out three positions on the river near Hayden's, the upper one of which I selected, and just before daybreak I opened on the camp-fires, in fair view and easy range, with ten rifles. After firing deliberately 15 rounds to the gun, the pieces were limbered up, and started back through the mud to Chancellorsville. Captain [William B.] Hurt's battery had already been stopped by General Anderson, as the weight of some of the carriages made it doubtful whether they could pass over the road.
Soon after this, the Yankee skirmishers made a demonstration below United States Ford, on the south side, as if they intended to cut off this battalion. The artillery was hurried off immediately, while Anderson's skirmishers engaged them in front. I remained behind until after daylight, to see the effect of the firing. A very large wagon train, densely parked, occupied a field on the slope of the crest. The horses were picketed parallel, and on the side next to the river. Crippled horses could be seen hobbling through the streets, while I thought I discovered dead teamsters lying among the wagons. The firing I took to be very acculate. I could distinctly hear the crash of the wagon bodies. This report was confirmed by the prisoners. From this point, after it was decided Hooker would not make a demonstration below United States Ford, General Anderson was ordered down to the brick church, and the rifle battalion was ordered to follow him. I received orders from Colonel Alexander as soon as I arrived at the brick church to await his decision as to the propriety of putting the rifle battalion into position at Smith's house, above Banks' Ford. The Yankees had a battery on the north bank of the Rappahannock opposite this point, which enfiladed to while of McLaws' and Anderson's line whenever an advance was made from the brick church toward Fredericksburg.
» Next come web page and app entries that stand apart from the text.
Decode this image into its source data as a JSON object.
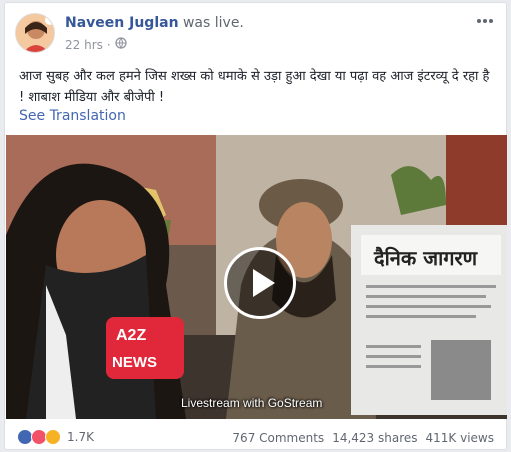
{
  "post": {
    "author": "Naveen Juglan",
    "action": "was live.",
    "time": "22 hrs",
    "privacy_icon": "globe-icon",
    "text": "आज सुबह और कल हमने जिस शख्स को धमाके से उड़ा हुआ देखा या पढ़ा वह आज इंटरव्यू दे रहा है ! शाबाश मीडिया और बीजेपी !",
    "see_translation": "See Translation"
  },
  "video": {
    "caption": "Livestream with GoStream",
    "newspaper_title": "दैनिक जागरण",
    "mic_label_top": "A2Z",
    "mic_label_bottom": "NEWS"
  },
  "footer": {
    "reaction_count": "1.7K",
    "comments": "767 Comments",
    "shares": "14,423 shares",
    "views": "411K views"
  },
  "colors": {
    "link": "#365899",
    "accent": "#4267b2",
    "muted": "#616770"
  }
}
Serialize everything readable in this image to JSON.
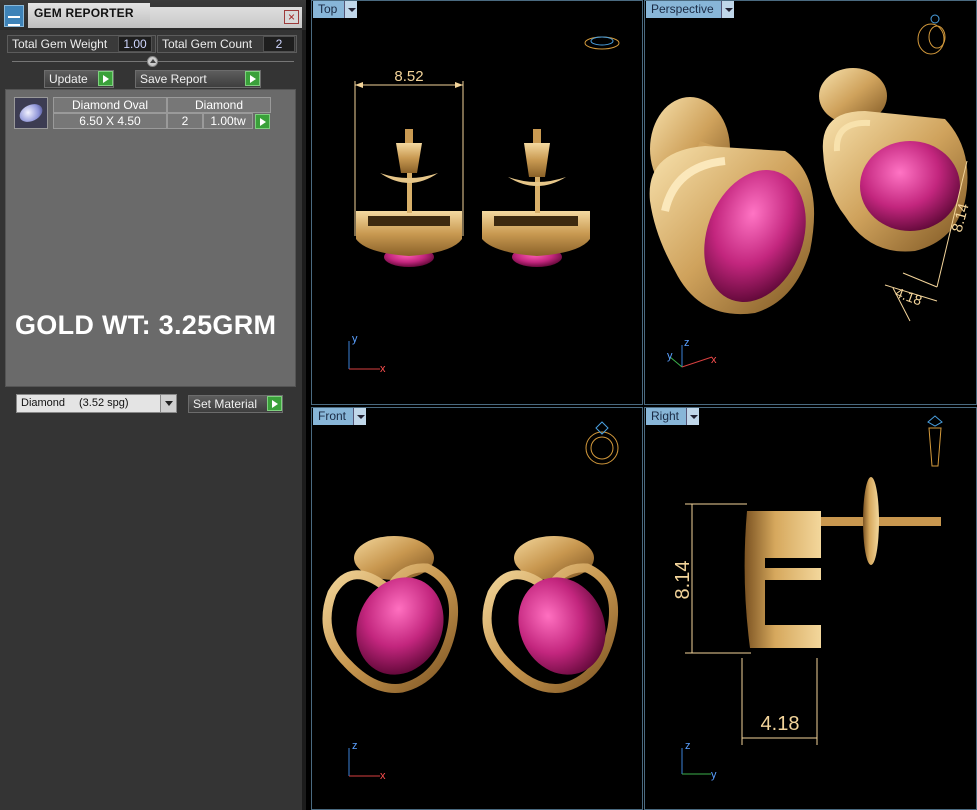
{
  "panel": {
    "title": "GEM REPORTER",
    "close_glyph": "×",
    "total_gem_weight_label": "Total Gem Weight",
    "total_gem_weight_value": "1.00",
    "total_gem_count_label": "Total Gem Count",
    "total_gem_count_value": "2",
    "update_label": "Update",
    "save_report_label": "Save Report",
    "gem_row": {
      "header_name": "Diamond Oval",
      "header_material": "Diamond",
      "size": "6.50 X 4.50",
      "count": "2",
      "weight": "1.00tw"
    },
    "gold_weight": "GOLD WT: 3.25GRM",
    "material_select": {
      "name": "Diamond",
      "spg": "(3.52 spg)"
    },
    "set_material_label": "Set Material"
  },
  "viewports": {
    "top": {
      "label": "Top",
      "dimension": "8.52",
      "axis_a": "y",
      "axis_b": "x"
    },
    "perspective": {
      "label": "Perspective",
      "dimension_height": "8.14",
      "dimension_width": "4.18",
      "axis_a": "z",
      "axis_b": "y",
      "axis_c": "x"
    },
    "front": {
      "label": "Front",
      "axis_a": "z",
      "axis_b": "x"
    },
    "right": {
      "label": "Right",
      "dimension_height": "8.14",
      "dimension_width": "4.18",
      "axis_a": "z",
      "axis_b": "y"
    }
  },
  "colors": {
    "gold": "#d8b06a",
    "gem": "#c3267e",
    "dimension": "#f3d49a",
    "tab": "#88b6d8",
    "accent_green": "#3aa13a"
  },
  "icons": [
    "app-icon",
    "close-icon",
    "gem-oval-icon",
    "play-icon",
    "dropdown-arrow-icon",
    "ring-icon",
    "axis-gizmo-icon"
  ]
}
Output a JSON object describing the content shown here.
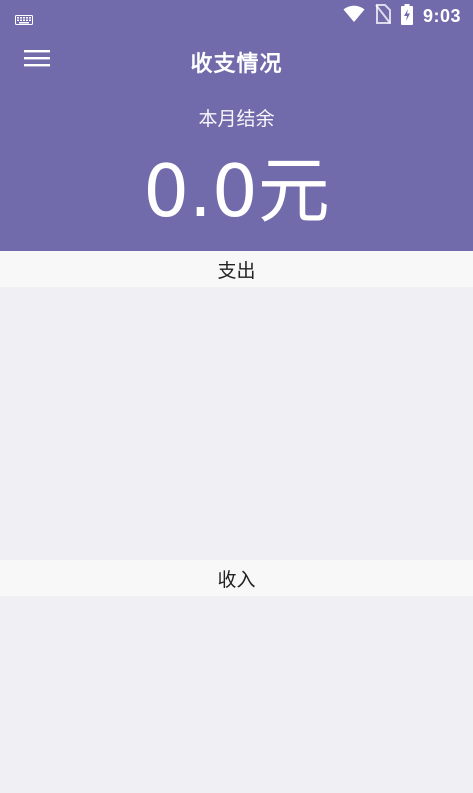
{
  "status_bar": {
    "time": "9:03",
    "left_icon": "keyboard-icon",
    "icons": [
      "wifi-icon",
      "no-sim-icon",
      "battery-charging-icon"
    ]
  },
  "app_bar": {
    "title": "收支情况",
    "menu_icon": "hamburger-menu-icon"
  },
  "summary": {
    "label": "本月结余",
    "amount": "0.0元"
  },
  "sections": {
    "expense": {
      "title": "支出"
    },
    "income": {
      "title": "收入"
    }
  },
  "colors": {
    "header_bg": "#716bac",
    "page_bg": "#efeff4",
    "section_header_bg": "#f8f8f8",
    "header_text": "#ffffff",
    "section_text": "#222222"
  }
}
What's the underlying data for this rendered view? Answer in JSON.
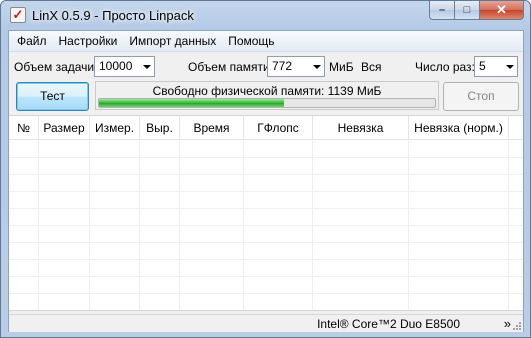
{
  "window": {
    "title": "LinX 0.5.9 - Просто Linpack",
    "minimize": "–",
    "maximize": "□",
    "close": "✕"
  },
  "menu": [
    "Файл",
    "Настройки",
    "Импорт данных",
    "Помощь"
  ],
  "task_size": {
    "label": "Объем задачи:",
    "value": "10000"
  },
  "memory": {
    "label": "Объем памяти:",
    "value": "772",
    "unit": "МиБ",
    "all_label": "Вся"
  },
  "runs": {
    "label": "Число раз:",
    "value": "5"
  },
  "buttons": {
    "test": "Тест",
    "stop": "Стоп"
  },
  "free_memory": {
    "text": "Свободно физической памяти: 1139 МиБ",
    "fill_fraction": 0.55
  },
  "table": {
    "columns": [
      "№",
      "Размер",
      "Измер.",
      "Выр.",
      "Время",
      "ГФлопс",
      "Невязка",
      "Невязка (норм.)"
    ],
    "rows": []
  },
  "status": {
    "cpu": "Intel® Core™2 Duo E8500",
    "more": "»"
  }
}
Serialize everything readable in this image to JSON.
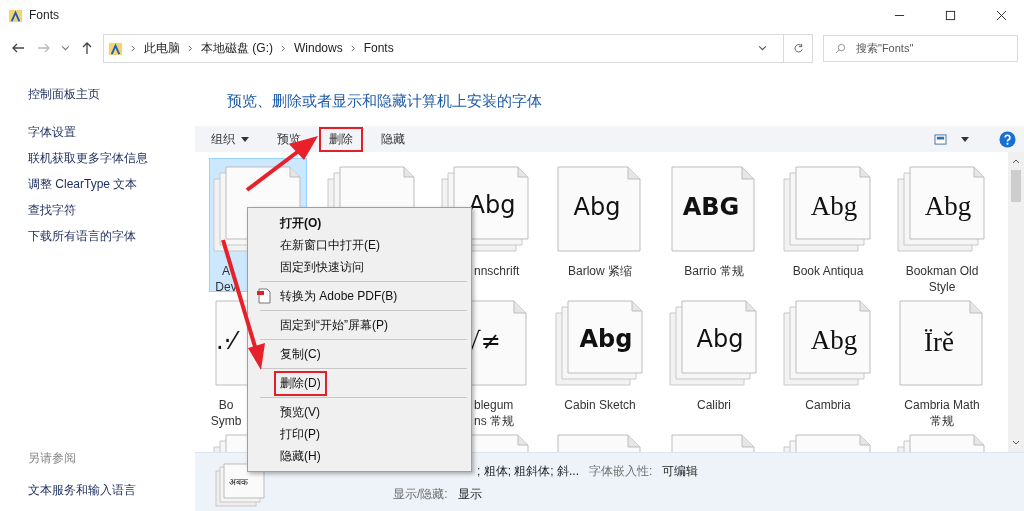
{
  "window": {
    "title": "Fonts"
  },
  "address": {
    "crumbs": [
      "此电脑",
      "本地磁盘 (G:)",
      "Windows",
      "Fonts"
    ],
    "search_placeholder": "搜索\"Fonts\""
  },
  "sidebar": {
    "home": "控制面板主页",
    "links": [
      "字体设置",
      "联机获取更多字体信息",
      "调整 ClearType 文本",
      "查找字符",
      "下载所有语言的字体"
    ],
    "see_also_title": "另请参阅",
    "see_also": [
      "文本服务和输入语言"
    ]
  },
  "heading": "预览、删除或者显示和隐藏计算机上安装的字体",
  "toolbar": {
    "items": [
      {
        "label": "组织",
        "dropdown": true,
        "highlighted": false
      },
      {
        "label": "预览",
        "dropdown": false,
        "highlighted": false
      },
      {
        "label": "删除",
        "dropdown": false,
        "highlighted": true
      },
      {
        "label": "隐藏",
        "dropdown": false,
        "highlighted": false
      }
    ]
  },
  "fonts": [
    {
      "kind": "family",
      "selected": true,
      "lines": [
        "A",
        "Dev"
      ]
    },
    {
      "kind": "family"
    },
    {
      "kind": "family",
      "selected": false,
      "sample": "Abg",
      "serif": false,
      "bold": false,
      "lines": [
        "nnschrift"
      ]
    },
    {
      "kind": "single",
      "selected": false,
      "sample": "Abg",
      "serif": false,
      "bold": false,
      "lines": [
        "Barlow 紧缩"
      ]
    },
    {
      "kind": "single",
      "selected": false,
      "sample": "ABG",
      "serif": false,
      "bold": true,
      "lines": [
        "Barrio 常规"
      ]
    },
    {
      "kind": "family",
      "selected": false,
      "sample": "Abg",
      "serif": true,
      "bold": false,
      "lines": [
        "Book Antiqua"
      ]
    },
    {
      "kind": "family",
      "selected": false,
      "sample": "Abg",
      "serif": true,
      "bold": false,
      "lines": [
        "Bookman Old",
        "Style"
      ]
    },
    {
      "kind": "single",
      "selected": false,
      "sample": ".·⁄",
      "serif": false,
      "bold": false,
      "lines": [
        "Bo",
        "Symb"
      ]
    },
    {
      "kind": "covered"
    },
    {
      "kind": "single",
      "selected": false,
      "sample": "√≠",
      "serif": false,
      "bold": false,
      "lines": [
        "blegum",
        "ns 常规"
      ]
    },
    {
      "kind": "family",
      "selected": false,
      "sample": "Abg",
      "serif": false,
      "bold": true,
      "lines": [
        "Cabin Sketch"
      ]
    },
    {
      "kind": "family",
      "selected": false,
      "sample": "Abg",
      "serif": false,
      "bold": false,
      "lines": [
        "Calibri"
      ]
    },
    {
      "kind": "family",
      "selected": false,
      "sample": "Abg",
      "serif": true,
      "bold": false,
      "lines": [
        "Cambria"
      ]
    },
    {
      "kind": "single",
      "selected": false,
      "sample": "Ïrě",
      "serif": true,
      "bold": false,
      "lines": [
        "Cambria Math",
        "常规"
      ]
    },
    {
      "kind": "family",
      "selected": false
    },
    {
      "kind": "covered"
    },
    {
      "kind": "family",
      "selected": false
    },
    {
      "kind": "single",
      "selected": false
    },
    {
      "kind": "single",
      "selected": false
    },
    {
      "kind": "family",
      "selected": false
    },
    {
      "kind": "family",
      "selected": false
    }
  ],
  "context_menu": [
    {
      "kind": "item",
      "label": "打开(O)",
      "bold": true,
      "highlighted": false
    },
    {
      "kind": "item",
      "label": "在新窗口中打开(E)",
      "bold": false,
      "highlighted": false
    },
    {
      "kind": "item",
      "label": "固定到快速访问",
      "bold": false,
      "highlighted": false
    },
    {
      "kind": "separator"
    },
    {
      "kind": "item",
      "label": "转换为 Adobe PDF(B)",
      "bold": false,
      "icon": true,
      "highlighted": false
    },
    {
      "kind": "separator"
    },
    {
      "kind": "item",
      "label": "固定到“开始”屏幕(P)",
      "bold": false,
      "highlighted": false
    },
    {
      "kind": "separator"
    },
    {
      "kind": "item",
      "label": "复制(C)",
      "bold": false,
      "highlighted": false
    },
    {
      "kind": "separator"
    },
    {
      "kind": "item",
      "label": "删除(D)",
      "bold": false,
      "highlighted": true
    },
    {
      "kind": "separator"
    },
    {
      "kind": "item",
      "label": "预览(V)",
      "bold": false,
      "highlighted": false
    },
    {
      "kind": "item",
      "label": "打印(P)",
      "bold": false,
      "highlighted": false
    },
    {
      "kind": "item",
      "label": "隐藏(H)",
      "bold": false,
      "highlighted": false
    }
  ],
  "details": {
    "thumbnail_sample": "अबक",
    "styles": "; 粗体; 粗斜体; 斜...",
    "fields": [
      {
        "label": "字体嵌入性:",
        "value": "可编辑"
      },
      {
        "label": "显示/隐藏:",
        "value": "显示"
      }
    ]
  }
}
While awaiting Colonel Alexander's explorations, orders came for Anderson's division to move up, and consequently for my battalion to follow. After advancing a short distance with the column, an order from Colonel Alexander required me to report forthwith to Smith's house with my entire battalion, and to assume command of whatever rifled pieces I might find there already, and to dispose of them as might seem best to me, and to take entire command of the operations at that point. I halted my battalion, and galloped forward immediately to General Anderson for his instructions, under this conflict of orders. After making the explanations to him, he requested the immediate reference of the matter to General Lee for his decision. I referred the matter to General Lee, and stated to him that I saw ten Napoleon guns of Alexander's battalion which seemed to be unassigned. After inquiry, General lee ordered up these ten Napoleons to follow the movements of Anderson's division, on the right, under Major [Frank] Huger, while the rifled pieces went off to the left, to take position near Smith's house, above Banks' Ford. I was informed that I would find pits all ready for the pieces, but, on examination, I found positions for four guns had been arranged by cutting away the undergrowth, and that to get positions for other pieces I would have to advance out into the abatis and clear away room through the fallen timber. The stumps had all bene cut so high that each one had to be cut off a second time. Some of the men and horses had not received rations for twenty-four hours, while they had been continually on the tramp. The evening was sultry and oppressive; some of the men fainted from exposure; all suffered intensely, but, in consequence of some delay on the right, and driving up the axmen of the gun detachments as much as they could bear, the positions were all made ready for the pieces by the time the movement on the right was inaugurated.